For this leg strength workout, Price recommends doing four to six sets of each superset.
Superset No. 1
1. Kettlebell goblet squats
Standing with feet hip-width apart and slightly angled out, hold the kettlebell just in front of your chin with both palms, fingers pointing up, as if you’re holding a water goblet. The handle of the weight will be positioned down, between your wrists, and the kettlebell should remain in contact with your upper body throughout the movement. Keeping a proud chest, drop your hips straight down until they are level with your knees, or until compensation occurs (the chest bows, knees buckle, hips roll under or heels lift). Then, drive through your heels to return to the upright position.
The goal: Perform 10–12 squats to strengthen quads, glutes and core, and to improve ankle mobility.
2. Maximal vertical jump squats
Drop into the bottom of the squat position from the movement above, but with your arms reaching behind you. Then, jump as high as you can, driving explosively through the feet, extending the hips and swinging the arms forward all the way to overhead. Be careful not to land with stiff legs; instead, absorb the floor with soft knees and hips.
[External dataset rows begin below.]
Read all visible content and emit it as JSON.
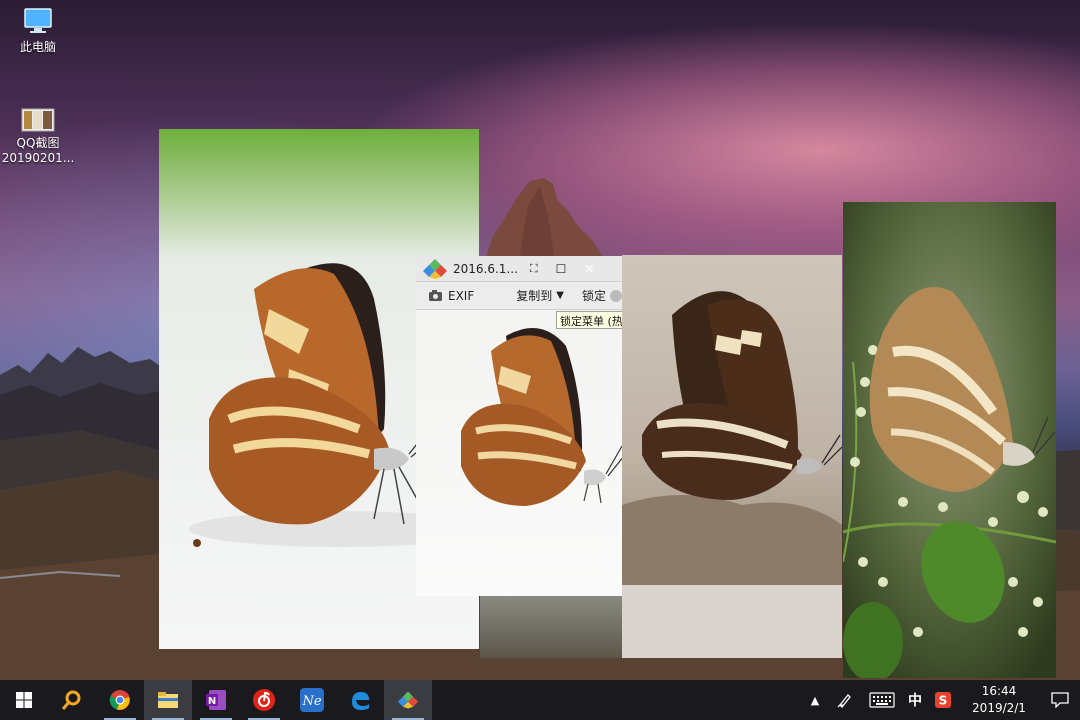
{
  "desktop": {
    "icons": [
      {
        "label": "此电脑",
        "icon": "computer-icon"
      },
      {
        "label": "QQ截图",
        "label2": "20190201...",
        "icon": "image-file-icon"
      }
    ]
  },
  "viewer": {
    "title": "2016.6.1...",
    "toolbar": {
      "exif_label": "EXIF",
      "copy_to_label": "复制到",
      "lock_label": "锁定"
    },
    "tooltip": "锁定菜单 (热"
  },
  "taskbar": {
    "apps": [
      {
        "name": "start",
        "icon": "windows-logo-icon"
      },
      {
        "name": "search",
        "icon": "search-icon"
      },
      {
        "name": "chrome",
        "icon": "chrome-icon"
      },
      {
        "name": "file-explorer",
        "icon": "folder-icon"
      },
      {
        "name": "onenote",
        "icon": "onenote-icon"
      },
      {
        "name": "netease-music",
        "icon": "music-icon"
      },
      {
        "name": "ne-app",
        "icon": "ne-app-icon",
        "text": "Ne"
      },
      {
        "name": "edge",
        "icon": "edge-icon"
      },
      {
        "name": "image-viewer",
        "icon": "diamond-viewer-icon"
      }
    ],
    "tray": {
      "ime_label": "中",
      "time": "16:44",
      "date": "2019/2/1"
    }
  },
  "colors": {
    "taskbar_bg": "#1a1a1e",
    "viewer_titlebar_bg": "#e8e8e8",
    "tooltip_bg": "#ffffe1"
  }
}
“This type of anaerobic, explosive movement is great for muscle recruitment,” Price says. “The impact prompts growth.”
The goal: Do eight reps to fire up the quads and glutes and spike your heart rate in the process.
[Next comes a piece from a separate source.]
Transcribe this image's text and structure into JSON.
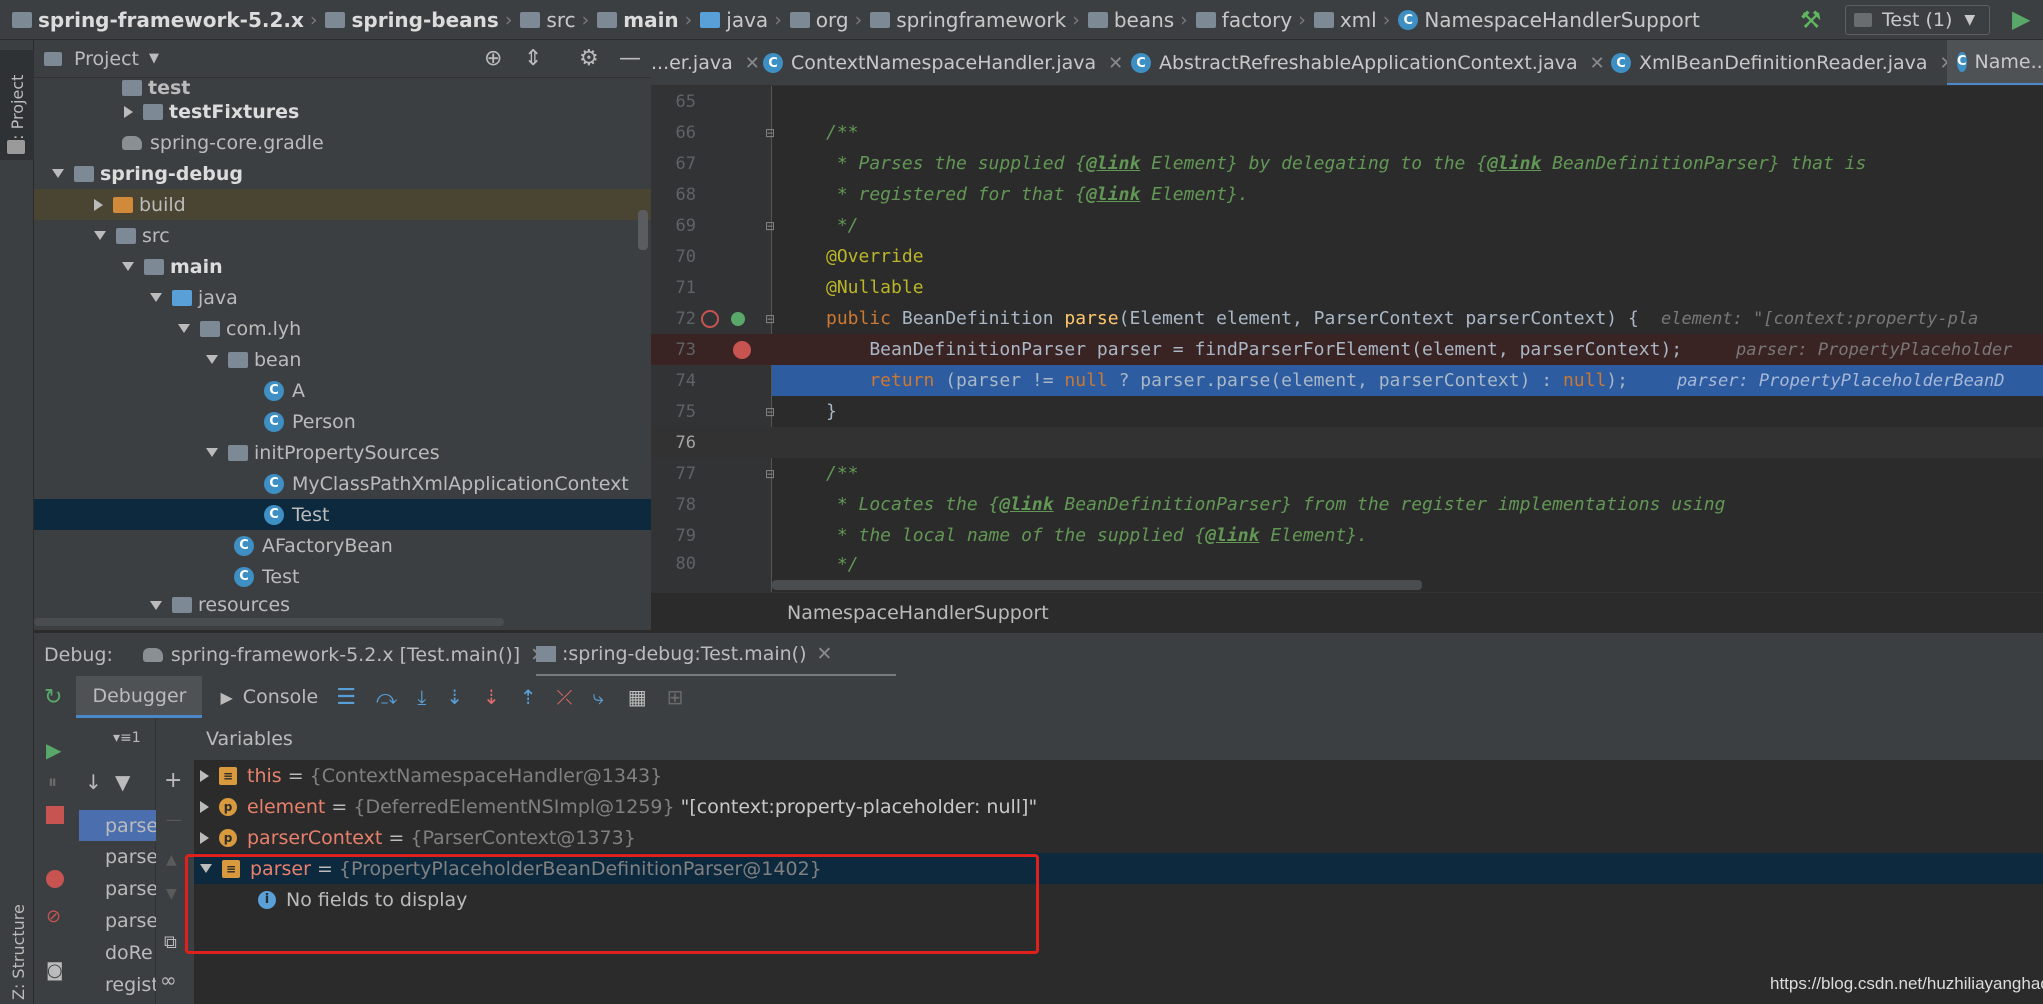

Superset No. 2
1. Speed skaters
Visualize the movement of a speed skater on the ice. Start in a high lunge position, with your right foot in front. Load all your weight onto the right foot. Then, explode through the right leg, bringing your right arm across the body while jumping wide to the left — try to jump several feet in that direction. Land with a soft left knee and hip, while your right leg reaches behind you to stabilize in a high lunge. Repeat back and forth.
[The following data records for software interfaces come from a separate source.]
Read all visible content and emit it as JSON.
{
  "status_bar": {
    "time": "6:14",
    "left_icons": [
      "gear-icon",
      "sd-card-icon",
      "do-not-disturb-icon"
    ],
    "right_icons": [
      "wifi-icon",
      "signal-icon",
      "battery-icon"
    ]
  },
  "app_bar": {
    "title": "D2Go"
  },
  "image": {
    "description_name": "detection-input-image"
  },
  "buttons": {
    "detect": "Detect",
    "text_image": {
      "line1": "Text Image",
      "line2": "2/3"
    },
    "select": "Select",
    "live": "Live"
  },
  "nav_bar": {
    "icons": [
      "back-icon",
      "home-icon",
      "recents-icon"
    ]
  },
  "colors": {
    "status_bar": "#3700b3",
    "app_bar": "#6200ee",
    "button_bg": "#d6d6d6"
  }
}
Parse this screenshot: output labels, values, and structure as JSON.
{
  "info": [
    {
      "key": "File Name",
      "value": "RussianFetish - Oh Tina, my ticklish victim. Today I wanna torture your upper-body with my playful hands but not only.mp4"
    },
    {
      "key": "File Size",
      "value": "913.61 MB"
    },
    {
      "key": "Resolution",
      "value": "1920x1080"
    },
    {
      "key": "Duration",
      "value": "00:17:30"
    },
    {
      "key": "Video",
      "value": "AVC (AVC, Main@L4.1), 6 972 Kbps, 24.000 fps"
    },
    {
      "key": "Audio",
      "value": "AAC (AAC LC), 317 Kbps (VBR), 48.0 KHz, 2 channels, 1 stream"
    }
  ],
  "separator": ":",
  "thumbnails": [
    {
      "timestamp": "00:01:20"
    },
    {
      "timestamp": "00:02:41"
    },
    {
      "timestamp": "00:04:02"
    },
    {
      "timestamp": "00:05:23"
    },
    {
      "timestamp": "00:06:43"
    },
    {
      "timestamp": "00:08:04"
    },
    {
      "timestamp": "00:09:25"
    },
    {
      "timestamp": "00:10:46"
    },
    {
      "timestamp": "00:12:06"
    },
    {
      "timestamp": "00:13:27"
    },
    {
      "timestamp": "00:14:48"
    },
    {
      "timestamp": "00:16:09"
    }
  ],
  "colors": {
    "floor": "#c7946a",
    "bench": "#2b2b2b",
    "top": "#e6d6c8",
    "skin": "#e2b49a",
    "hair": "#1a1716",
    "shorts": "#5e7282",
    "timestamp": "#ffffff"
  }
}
“For less impact, try a curtsey lunge,” Price says. (That’s the same movement modified with controlled steps instead of jumps.)
The goal: Perform 20 reps to work the glutes, quads and calves. This develops stability and explosiveness and aids abductor/adductor mobility.
2. Kettlebell Romanian deadlifts
Stand with feet hip-width apart and the kettlebell between your feet. With flat back, proud shoulders and a soft bend in the elbows, deadlift the weight away from the floor, coming to a full upright stance. Next, push your hips back while lowering the weight to just above the floor, keeping it close to the legs and inside the knees. Then, return to standing by squeezing your glutes and extending your hips, making sure to keep your core braced and chest proud. Remember: Technique is more important than weight, so use the heaviest kettlebell you can lift without sacrificing form.
“There should be minimal hinging of the knees,” Price says. “You have reached your depth if you feel a deep stretch in the hamstrings, or if your chest is even with your hips, parallel to the floor.”
The goal: Do eight deadlifts to strengthen the posterior chain, especially the hamstrings, glutes and lower back, and to improve mobility in the hamstrings and calves.
The cool down
Run through these stretches twice to help prevent stiffness in the days after your leg strength workout.
From a plank, bend your right knee and bring it up between your arms. Place the outside of your calf/lower leg on the floor, just behind your planted palms. Then, slowly lower your left knee to the floor, keeping your arms straight and chest up. Try to absorb your body weight with the right leg, using your hands and arms to regulate the weight.
The goal: Hold for 30 seconds on each leg to stretch the glutes, IT band and lateral thighs.
2. Runner’s hip stretch
From standing, step the right foot forward into a large lunge. Softly place your left knee on the floor. Your right shin should be vertical — knee directly over ankle — and your torso should be straight with a proud chest. Arms are at your sides. Engage the hips by pushing them forward throughout the movement. For an added stretch in the hip flexors of the rear leg, squeeze your glutes.
The goal: Hold for 30 seconds on each leg to open the hip flexors and stretch the top half of the quads.
Stay tuned for advanced leg exercises and check out more targeted workouts from our fitness experts: